‘This singular issue has been outstanding … for the better part of 10 to 11 years,’ writes the justice in her decision about garbage room clamour.
A case released by the Superior Court last month is a textbook example of how condominium boards should respond to noise complaints from a building resident.
Fung-Ling Wong owns a condominium unit on Canterbury Place, in Toronto. Her unit shares a wall with the garbage room that contains a compactor. The room is also the termination point of the garbage chute for all residents in the highrise.
Wong bought her unit in 2010 and immediately began experiencing loud noises at all hours of the day and night. She has been continuously distressed by the wheezing and thumping noise from the compactor, and by crashing sounds and tremors caused by other owners sending their garbage down the chute. Even worse, she felt vibrations caused by the operation of the garbage system.
Starting in 2011, Wong filed numerous complaints with the condominium management relating to the noise and vibrations in her unit.
Over the next few years, the board conducted sound testing and made some repairs. It told residents not to use the garbage chute at night.
Remedial measures were undertaken in 2018, but they were not completely successful. A company called So Quiet Soundproofing was engaged to conduct sound testing. It found the noise to be “unacceptable” causing “human annoyance” in Wong’s unit.
After further complaints, the board hired an engineering firm to conduct a peer review of the So Quiet report and recommendations, but no further action was taken.
A contracting firm was hired by the board in 2020, and its report confirmed the findings of the So Quiet report — after a delay of 2-1/2 years.
The noise continued through early 2021, when Wong finally issued an application in Superior Court to force the condominium to remedy the noise and vibration issues, and pay damages for nuisance and mental distress.
The matter came before Justice Susan Vella last November and her decision was released last month. She noted that under the Condominium Act, the corporation is responsible for maintenance, repair, operation and upkeep of the common elements. It is also required to enforce its own rules in order to ensure that the garbage chutes are closed overnight.
The judge found that the corporation had breached its statutory duties and Wong’s reasonable expectations of quiet enjoyment of her unit.
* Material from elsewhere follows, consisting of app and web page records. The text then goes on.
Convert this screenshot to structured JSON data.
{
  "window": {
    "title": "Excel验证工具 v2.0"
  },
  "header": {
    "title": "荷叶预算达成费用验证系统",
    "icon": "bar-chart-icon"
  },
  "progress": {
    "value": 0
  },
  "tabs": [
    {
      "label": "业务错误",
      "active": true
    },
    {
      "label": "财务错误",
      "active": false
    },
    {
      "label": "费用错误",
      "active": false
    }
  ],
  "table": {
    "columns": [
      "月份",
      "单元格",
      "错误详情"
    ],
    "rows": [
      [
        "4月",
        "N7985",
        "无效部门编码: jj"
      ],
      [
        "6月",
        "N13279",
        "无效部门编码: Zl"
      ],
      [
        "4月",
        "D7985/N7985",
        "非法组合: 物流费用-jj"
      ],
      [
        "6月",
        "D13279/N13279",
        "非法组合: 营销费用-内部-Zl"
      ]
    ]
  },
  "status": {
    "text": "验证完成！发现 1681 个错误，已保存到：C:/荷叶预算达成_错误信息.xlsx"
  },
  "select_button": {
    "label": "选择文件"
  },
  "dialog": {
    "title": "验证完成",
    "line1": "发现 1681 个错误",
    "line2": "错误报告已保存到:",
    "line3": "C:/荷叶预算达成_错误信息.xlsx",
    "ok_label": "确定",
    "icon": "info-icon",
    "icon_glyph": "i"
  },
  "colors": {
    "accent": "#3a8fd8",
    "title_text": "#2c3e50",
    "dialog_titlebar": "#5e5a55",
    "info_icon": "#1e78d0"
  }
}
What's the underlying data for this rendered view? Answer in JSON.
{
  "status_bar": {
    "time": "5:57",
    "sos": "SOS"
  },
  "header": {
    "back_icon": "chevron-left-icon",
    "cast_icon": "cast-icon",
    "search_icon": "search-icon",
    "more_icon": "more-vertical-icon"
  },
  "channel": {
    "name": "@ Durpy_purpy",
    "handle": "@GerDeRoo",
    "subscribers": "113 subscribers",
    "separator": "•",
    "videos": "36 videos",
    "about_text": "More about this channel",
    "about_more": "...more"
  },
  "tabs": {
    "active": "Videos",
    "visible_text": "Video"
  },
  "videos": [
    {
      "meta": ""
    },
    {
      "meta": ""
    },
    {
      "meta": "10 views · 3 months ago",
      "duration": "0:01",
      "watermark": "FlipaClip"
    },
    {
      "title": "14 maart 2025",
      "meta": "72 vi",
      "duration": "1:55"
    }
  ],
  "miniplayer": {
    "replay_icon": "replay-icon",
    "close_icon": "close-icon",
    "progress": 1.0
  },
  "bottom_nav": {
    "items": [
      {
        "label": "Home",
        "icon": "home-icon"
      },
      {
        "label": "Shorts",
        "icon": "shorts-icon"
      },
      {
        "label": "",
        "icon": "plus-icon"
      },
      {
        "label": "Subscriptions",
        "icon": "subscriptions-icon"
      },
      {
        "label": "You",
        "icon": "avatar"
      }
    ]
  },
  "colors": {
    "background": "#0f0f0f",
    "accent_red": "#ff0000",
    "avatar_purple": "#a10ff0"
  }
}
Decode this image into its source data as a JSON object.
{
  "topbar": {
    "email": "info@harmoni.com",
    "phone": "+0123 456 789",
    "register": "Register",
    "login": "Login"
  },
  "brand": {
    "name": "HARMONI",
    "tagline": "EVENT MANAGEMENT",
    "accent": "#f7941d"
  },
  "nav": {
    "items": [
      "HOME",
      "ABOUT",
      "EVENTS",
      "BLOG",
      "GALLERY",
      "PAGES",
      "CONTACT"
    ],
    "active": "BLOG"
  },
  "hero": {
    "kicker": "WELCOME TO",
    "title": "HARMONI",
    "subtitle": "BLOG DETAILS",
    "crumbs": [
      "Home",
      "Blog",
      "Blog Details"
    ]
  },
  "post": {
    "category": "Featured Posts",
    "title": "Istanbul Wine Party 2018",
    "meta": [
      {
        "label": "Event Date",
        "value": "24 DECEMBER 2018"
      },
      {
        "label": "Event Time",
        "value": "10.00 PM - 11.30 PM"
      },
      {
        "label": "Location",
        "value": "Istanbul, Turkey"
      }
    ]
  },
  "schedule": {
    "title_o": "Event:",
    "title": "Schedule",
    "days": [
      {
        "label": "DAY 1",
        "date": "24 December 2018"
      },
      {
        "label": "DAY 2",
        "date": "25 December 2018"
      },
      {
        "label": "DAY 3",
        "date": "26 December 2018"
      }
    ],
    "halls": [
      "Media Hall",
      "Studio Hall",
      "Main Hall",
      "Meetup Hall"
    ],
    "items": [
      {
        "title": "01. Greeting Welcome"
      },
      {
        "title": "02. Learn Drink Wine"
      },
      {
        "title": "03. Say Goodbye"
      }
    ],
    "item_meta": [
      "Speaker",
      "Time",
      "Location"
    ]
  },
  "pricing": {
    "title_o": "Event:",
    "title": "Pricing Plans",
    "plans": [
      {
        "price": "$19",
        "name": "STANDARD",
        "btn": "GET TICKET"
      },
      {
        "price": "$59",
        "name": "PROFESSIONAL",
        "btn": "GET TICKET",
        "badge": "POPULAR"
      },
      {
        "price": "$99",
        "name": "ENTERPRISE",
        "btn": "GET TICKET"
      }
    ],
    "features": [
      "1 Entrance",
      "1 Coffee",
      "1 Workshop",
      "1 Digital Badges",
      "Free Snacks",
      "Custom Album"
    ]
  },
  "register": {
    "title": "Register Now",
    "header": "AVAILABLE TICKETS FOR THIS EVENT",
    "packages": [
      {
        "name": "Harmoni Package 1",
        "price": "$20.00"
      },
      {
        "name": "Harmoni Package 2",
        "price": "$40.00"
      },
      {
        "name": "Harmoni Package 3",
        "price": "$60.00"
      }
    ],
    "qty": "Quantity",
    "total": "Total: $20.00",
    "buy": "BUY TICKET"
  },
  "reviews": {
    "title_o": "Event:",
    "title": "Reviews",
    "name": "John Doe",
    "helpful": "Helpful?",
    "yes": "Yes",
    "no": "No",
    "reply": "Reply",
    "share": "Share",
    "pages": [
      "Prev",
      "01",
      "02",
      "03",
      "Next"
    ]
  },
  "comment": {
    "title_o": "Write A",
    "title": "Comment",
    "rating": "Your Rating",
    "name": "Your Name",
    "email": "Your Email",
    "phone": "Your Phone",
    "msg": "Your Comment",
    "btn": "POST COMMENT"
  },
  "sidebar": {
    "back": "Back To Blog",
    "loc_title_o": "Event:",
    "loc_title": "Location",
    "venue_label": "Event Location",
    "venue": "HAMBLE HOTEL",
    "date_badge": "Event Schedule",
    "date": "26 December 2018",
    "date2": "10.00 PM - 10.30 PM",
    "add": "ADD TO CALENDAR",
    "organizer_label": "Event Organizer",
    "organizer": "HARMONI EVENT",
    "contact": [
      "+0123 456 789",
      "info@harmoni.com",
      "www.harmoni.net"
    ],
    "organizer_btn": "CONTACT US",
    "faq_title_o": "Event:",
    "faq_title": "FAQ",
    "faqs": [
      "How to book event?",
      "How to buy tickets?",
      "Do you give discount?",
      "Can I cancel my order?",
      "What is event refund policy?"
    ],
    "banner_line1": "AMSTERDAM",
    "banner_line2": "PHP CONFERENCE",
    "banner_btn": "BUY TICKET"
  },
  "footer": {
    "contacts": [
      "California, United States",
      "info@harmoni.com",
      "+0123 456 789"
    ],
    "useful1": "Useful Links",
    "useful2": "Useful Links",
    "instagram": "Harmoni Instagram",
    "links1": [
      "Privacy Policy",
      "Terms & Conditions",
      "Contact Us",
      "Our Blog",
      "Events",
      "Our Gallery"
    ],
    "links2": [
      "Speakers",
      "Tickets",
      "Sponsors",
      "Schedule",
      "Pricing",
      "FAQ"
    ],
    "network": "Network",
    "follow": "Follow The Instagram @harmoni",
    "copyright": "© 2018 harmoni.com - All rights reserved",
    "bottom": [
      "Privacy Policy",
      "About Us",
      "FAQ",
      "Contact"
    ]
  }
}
She also referred to what she called “a paralysis of the board” about what to do regarding Wong’s ongoing complaints.
Wong based her court application against the corporation under the oppression section of the Condominium Act, asking the court to force the board to address her complaints.
“What stands out in this situation,” the judge wrote, “is the fact that this singular issue has been outstanding, subject to intermittent steps taken here and there, for the better part of 10 to 11 years.” She found that the board was in breach of the legislation by forcing Wong to endure unacceptable noise and vibration.
Justice Vella ordered the board to pay Wong damages of $30,000 and to have its engineers proceed with the recommended remedial work.
The case provides an important lesson for other condominium boards tempted to avoid their legal duties.
Wong v. TSCC NO. 1918, 2022 ONSC 3409 (CanLII), https://canlii.ca/t/jpvj4